What is needed - A faithful copy of the data, pictures omitted, is the required answer.

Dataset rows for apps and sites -
»»

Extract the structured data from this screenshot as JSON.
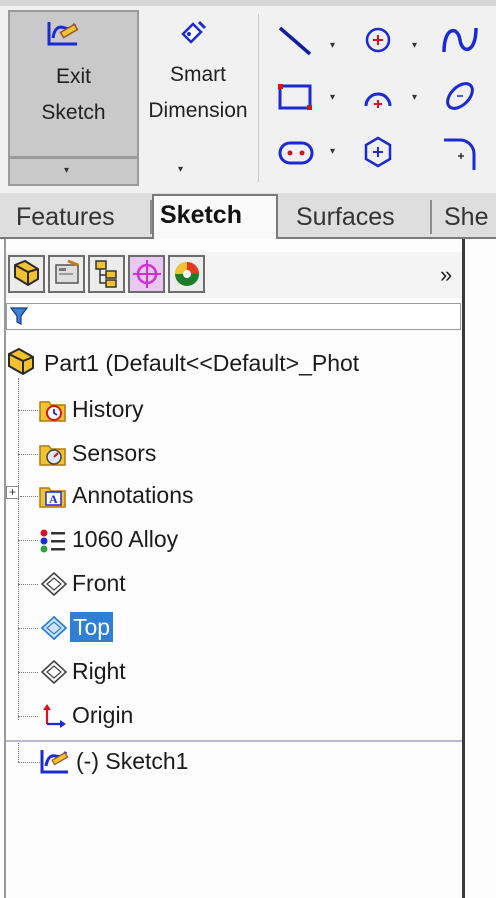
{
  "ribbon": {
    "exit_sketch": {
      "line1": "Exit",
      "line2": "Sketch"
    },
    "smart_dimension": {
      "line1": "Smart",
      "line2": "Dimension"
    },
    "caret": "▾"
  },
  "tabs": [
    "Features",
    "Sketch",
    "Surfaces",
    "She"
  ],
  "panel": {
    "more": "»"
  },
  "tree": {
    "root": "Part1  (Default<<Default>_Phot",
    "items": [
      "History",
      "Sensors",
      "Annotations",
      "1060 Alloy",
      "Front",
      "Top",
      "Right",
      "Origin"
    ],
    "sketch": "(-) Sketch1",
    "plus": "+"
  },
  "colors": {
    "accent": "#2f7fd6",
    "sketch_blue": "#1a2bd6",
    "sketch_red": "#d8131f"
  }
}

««

Result of the task -
Extract the structured data from this screenshot as JSON.
{
  "ribbon": {
    "exit_sketch": {
      "line1": "Exit",
      "line2": "Sketch"
    },
    "smart_dimension": {
      "line1": "Smart",
      "line2": "Dimension"
    },
    "caret": "▾"
  },
  "tabs": [
    "Features",
    "Sketch",
    "Surfaces",
    "She"
  ],
  "panel": {
    "more": "»"
  },
  "tree": {
    "root": "Part1  (Default<<Default>_Phot",
    "items": [
      "History",
      "Sensors",
      "Annotations",
      "1060 Alloy",
      "Front",
      "Top",
      "Right",
      "Origin"
    ],
    "sketch": "(-) Sketch1",
    "plus": "+"
  },
  "colors": {
    "accent": "#2f7fd6",
    "sketch_blue": "#1a2bd6",
    "sketch_red": "#d8131f"
  }
}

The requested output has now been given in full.